CNS-resident cells, including astrocytes and microglia, are thought to shape neuroimmune interactions under normal or inflamed conditions. Our data indicate that, owing to their unique migratory behavior, CSF-circulating DCs may also play a major role in CNS immune responses. In this view, deciphering the molecular mechanisms supporting the targeting of CSF-circulating DCs to B-cell follicles of cervical lymph nodes may allow new therapeutic targets for neuroinflammatory diseases to be identified.
Prepublished online as Blood First Edition Paper, October 4, 2005; DOI 10.1182/blood-2005-01-0154.
Supported by grants from INSERM, the Rhône-Alpes region, and the Faculté de Médecine Lyon-Nord (S.N.) and by fellowships from the Ministry of Research and Technologies (MRT) (E.H.) and from the Association Pour la Recherche sur la Sclerose en Plaques (ARSEP) (N.D. and C.V.).
The online version of this article contains a data supplement.
The publication costs of this article were defrayed in part by page charge payment. Therefore, and solely to indicate this fact, this article is hereby marked “advertisement” in accordance with 18 U.S.C. section 1734.

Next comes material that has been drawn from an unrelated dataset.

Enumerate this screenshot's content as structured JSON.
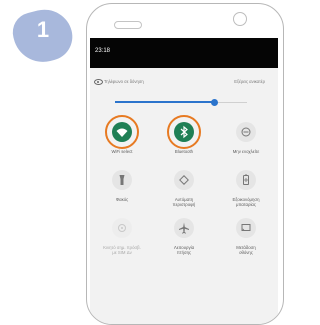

We thank Gaëlle Cavillon for technical assistance in flow cytometry studies and Christine Servet-Delprat and Jean-François Ghersi-Egea for their helpful comments. We also thank Dr Simone Peyrol and the CeCIL (Centre Commun d'Imagerie Laennec) for the use of their electron microscopy facilities. We thank Patricia Hulmes (“allenglish,” Lyon) for critical reading of the manuscript.